WHAT TO DO: The string "Company" appears in some lines of the data. Report how many, with no other words.

----- RECORDS PROVIDED

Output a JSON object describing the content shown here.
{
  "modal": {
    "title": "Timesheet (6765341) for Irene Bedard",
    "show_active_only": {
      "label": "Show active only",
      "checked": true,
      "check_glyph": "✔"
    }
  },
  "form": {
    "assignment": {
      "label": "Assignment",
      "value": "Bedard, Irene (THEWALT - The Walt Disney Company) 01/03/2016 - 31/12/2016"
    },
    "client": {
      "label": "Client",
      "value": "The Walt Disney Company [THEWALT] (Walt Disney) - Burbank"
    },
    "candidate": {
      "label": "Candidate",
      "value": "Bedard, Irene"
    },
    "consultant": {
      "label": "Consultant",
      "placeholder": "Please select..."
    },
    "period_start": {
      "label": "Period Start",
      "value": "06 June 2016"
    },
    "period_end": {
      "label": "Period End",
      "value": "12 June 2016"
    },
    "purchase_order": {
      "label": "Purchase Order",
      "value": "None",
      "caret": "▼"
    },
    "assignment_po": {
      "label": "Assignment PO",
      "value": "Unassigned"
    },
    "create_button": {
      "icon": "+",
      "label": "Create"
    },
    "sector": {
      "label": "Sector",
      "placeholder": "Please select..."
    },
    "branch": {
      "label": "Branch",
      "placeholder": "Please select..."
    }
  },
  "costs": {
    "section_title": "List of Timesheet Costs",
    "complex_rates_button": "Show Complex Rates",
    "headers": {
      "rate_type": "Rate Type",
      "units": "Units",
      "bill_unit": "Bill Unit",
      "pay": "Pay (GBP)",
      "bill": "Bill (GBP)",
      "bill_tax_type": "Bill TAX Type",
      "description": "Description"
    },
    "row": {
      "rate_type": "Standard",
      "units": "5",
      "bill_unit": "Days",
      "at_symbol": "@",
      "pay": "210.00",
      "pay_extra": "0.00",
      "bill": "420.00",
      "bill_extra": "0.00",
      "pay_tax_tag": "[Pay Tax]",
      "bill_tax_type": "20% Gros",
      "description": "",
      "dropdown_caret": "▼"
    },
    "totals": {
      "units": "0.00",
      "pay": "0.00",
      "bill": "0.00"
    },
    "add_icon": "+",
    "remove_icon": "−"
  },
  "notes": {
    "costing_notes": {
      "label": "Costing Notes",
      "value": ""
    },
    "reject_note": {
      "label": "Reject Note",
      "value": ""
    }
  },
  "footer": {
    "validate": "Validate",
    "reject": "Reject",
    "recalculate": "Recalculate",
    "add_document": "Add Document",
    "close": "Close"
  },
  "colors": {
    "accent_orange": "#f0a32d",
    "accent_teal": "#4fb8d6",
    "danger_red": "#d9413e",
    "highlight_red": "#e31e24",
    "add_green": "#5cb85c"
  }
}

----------

EXERCISE OUTPUT: 2